• [Your task]:
Read the records that follow and state how many lines hold "date", adding nothing else.

BEGIN

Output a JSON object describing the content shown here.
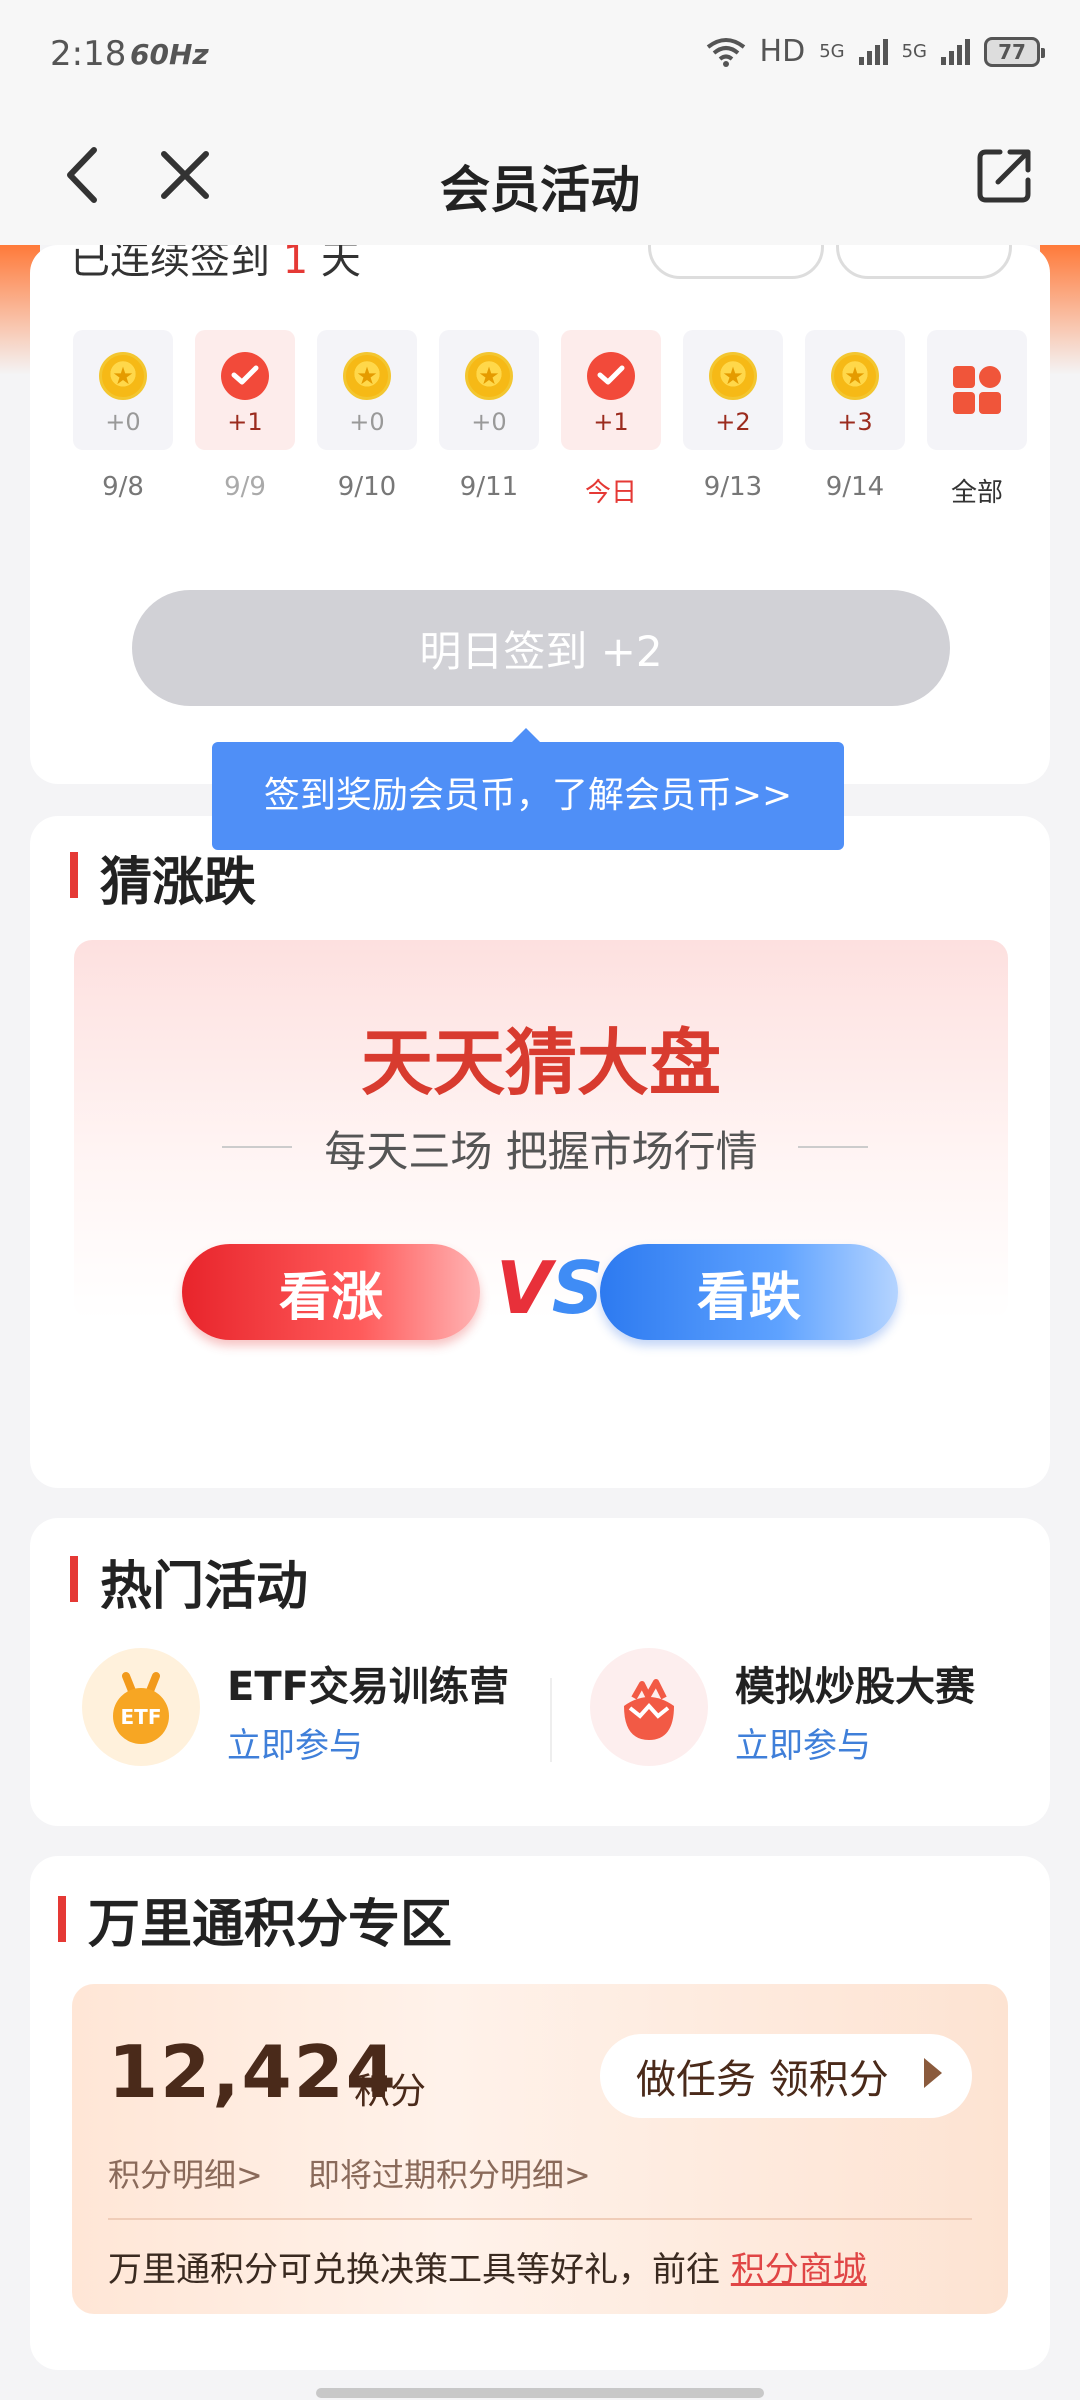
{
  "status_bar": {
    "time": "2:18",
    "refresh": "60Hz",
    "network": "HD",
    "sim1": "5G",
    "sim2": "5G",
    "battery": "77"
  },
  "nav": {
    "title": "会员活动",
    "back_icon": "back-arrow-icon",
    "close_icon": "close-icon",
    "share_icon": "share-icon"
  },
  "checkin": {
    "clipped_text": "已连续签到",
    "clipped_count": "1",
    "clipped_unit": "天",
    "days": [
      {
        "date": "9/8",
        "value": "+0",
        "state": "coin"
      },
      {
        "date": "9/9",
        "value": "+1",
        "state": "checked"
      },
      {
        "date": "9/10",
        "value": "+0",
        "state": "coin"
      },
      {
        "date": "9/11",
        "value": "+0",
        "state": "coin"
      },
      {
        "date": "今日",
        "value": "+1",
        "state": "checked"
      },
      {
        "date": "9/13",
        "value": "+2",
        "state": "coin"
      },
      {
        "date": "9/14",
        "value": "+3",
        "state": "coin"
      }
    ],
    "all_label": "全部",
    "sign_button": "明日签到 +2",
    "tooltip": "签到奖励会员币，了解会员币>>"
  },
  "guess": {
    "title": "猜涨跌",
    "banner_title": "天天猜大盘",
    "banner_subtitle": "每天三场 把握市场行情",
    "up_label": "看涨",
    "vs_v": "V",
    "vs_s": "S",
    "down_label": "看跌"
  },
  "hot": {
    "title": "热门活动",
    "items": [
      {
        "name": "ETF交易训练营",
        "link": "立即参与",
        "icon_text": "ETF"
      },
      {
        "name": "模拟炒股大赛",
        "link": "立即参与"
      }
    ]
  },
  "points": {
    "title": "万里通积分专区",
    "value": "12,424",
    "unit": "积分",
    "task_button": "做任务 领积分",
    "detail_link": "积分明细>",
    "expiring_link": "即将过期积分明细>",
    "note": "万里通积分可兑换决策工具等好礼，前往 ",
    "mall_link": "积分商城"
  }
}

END
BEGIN

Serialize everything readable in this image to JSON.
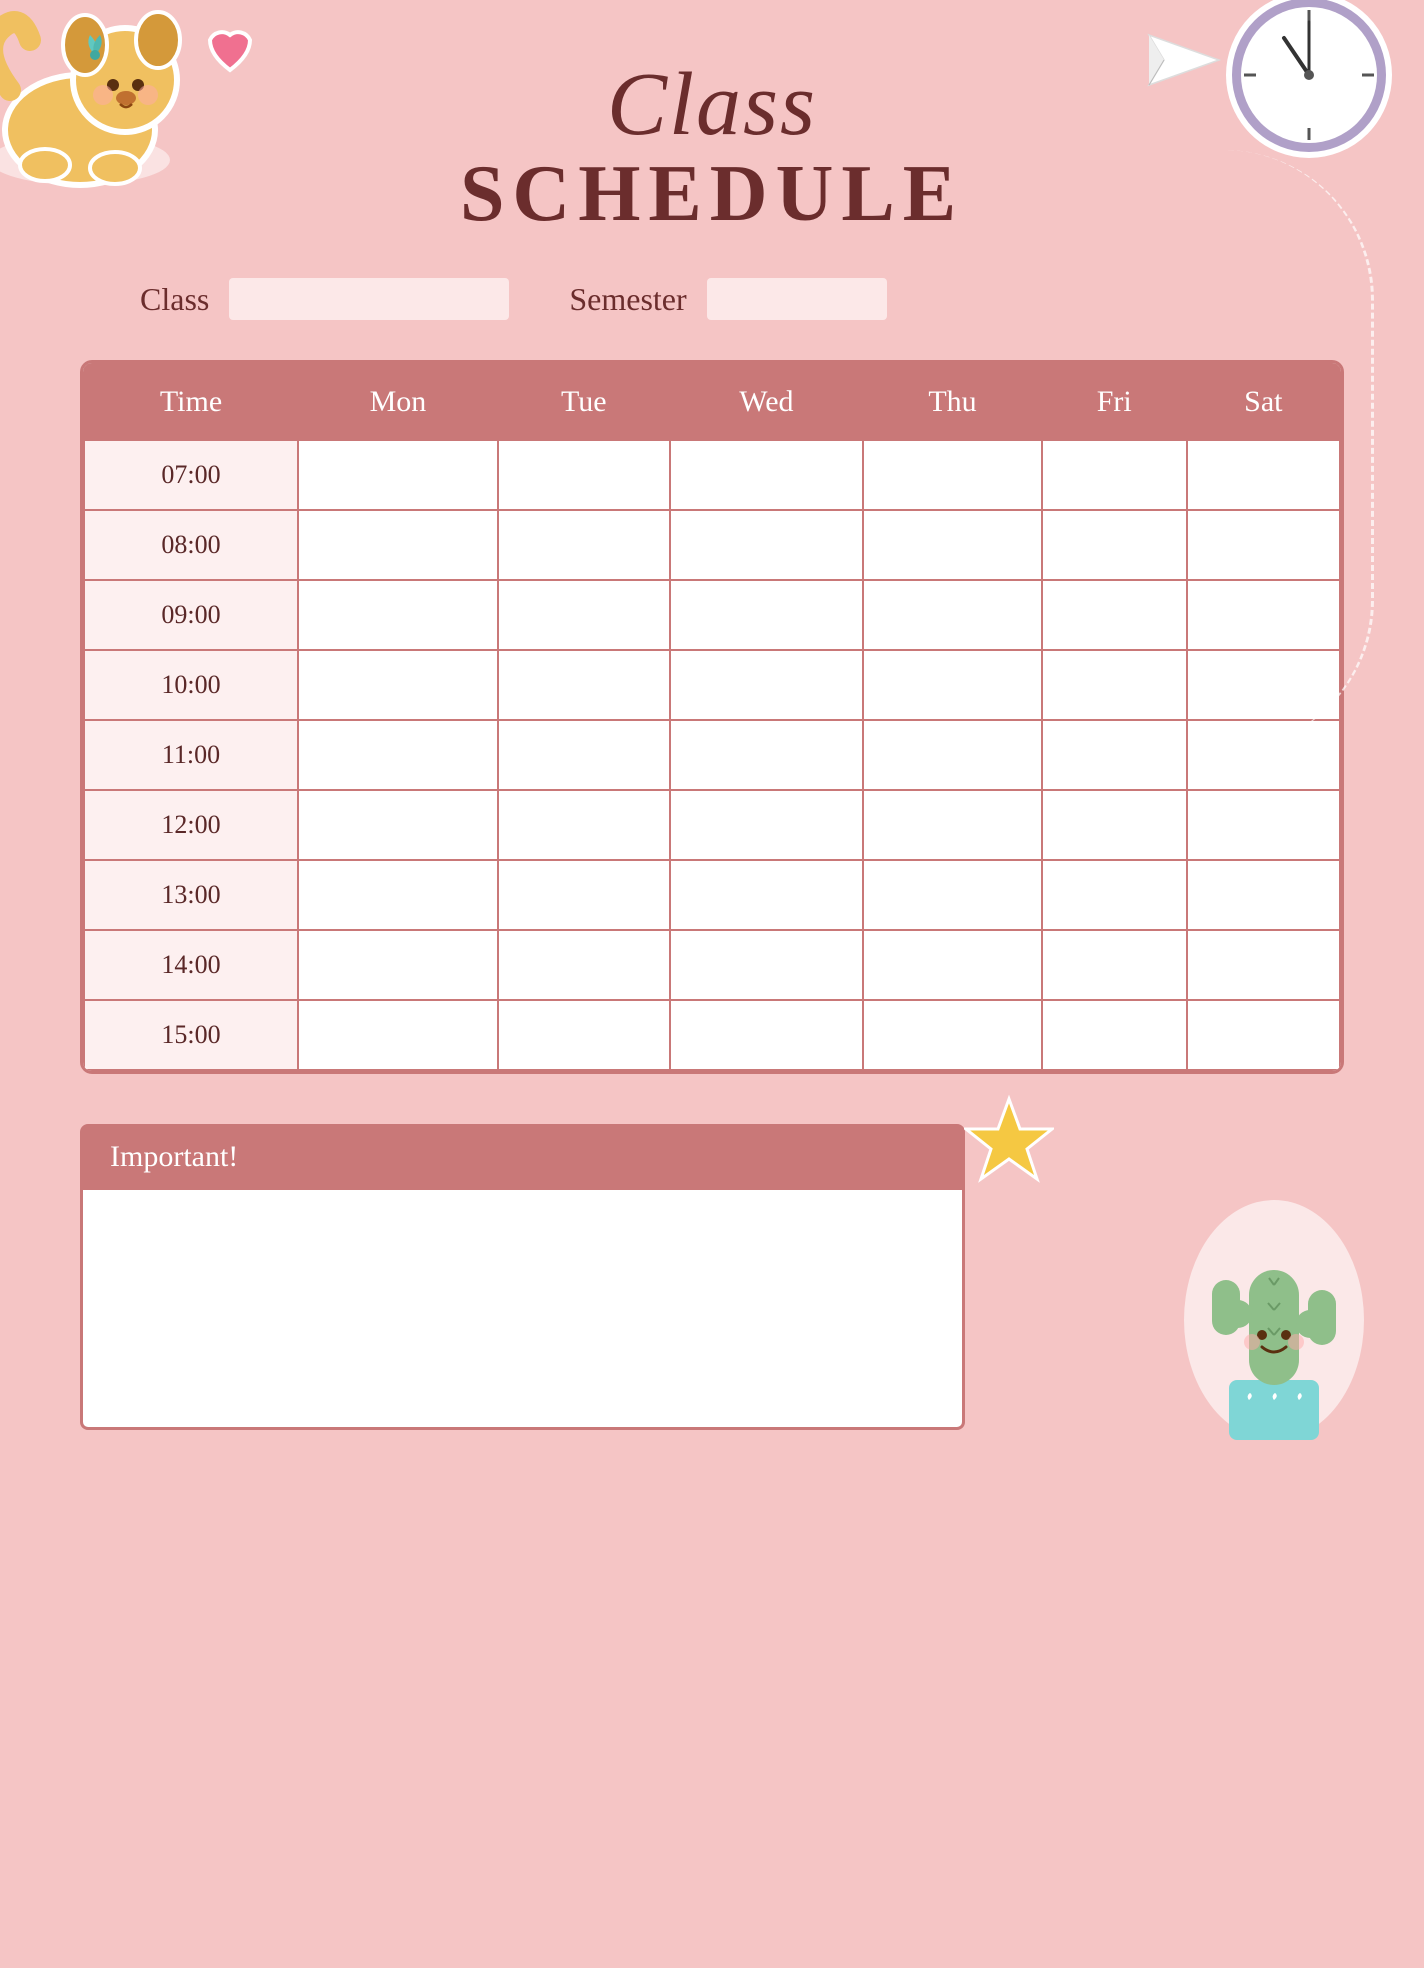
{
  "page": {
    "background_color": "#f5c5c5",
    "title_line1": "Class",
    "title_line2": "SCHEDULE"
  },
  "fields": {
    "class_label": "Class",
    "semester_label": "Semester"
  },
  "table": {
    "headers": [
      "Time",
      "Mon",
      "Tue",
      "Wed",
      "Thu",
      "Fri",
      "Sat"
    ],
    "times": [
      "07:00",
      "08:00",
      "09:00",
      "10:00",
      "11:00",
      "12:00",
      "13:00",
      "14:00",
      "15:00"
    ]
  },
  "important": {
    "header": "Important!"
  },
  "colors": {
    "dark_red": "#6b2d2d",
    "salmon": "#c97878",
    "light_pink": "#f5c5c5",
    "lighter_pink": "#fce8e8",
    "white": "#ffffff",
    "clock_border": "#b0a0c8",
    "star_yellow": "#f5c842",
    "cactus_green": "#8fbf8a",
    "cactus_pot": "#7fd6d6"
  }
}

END

• [Exercise output]:
7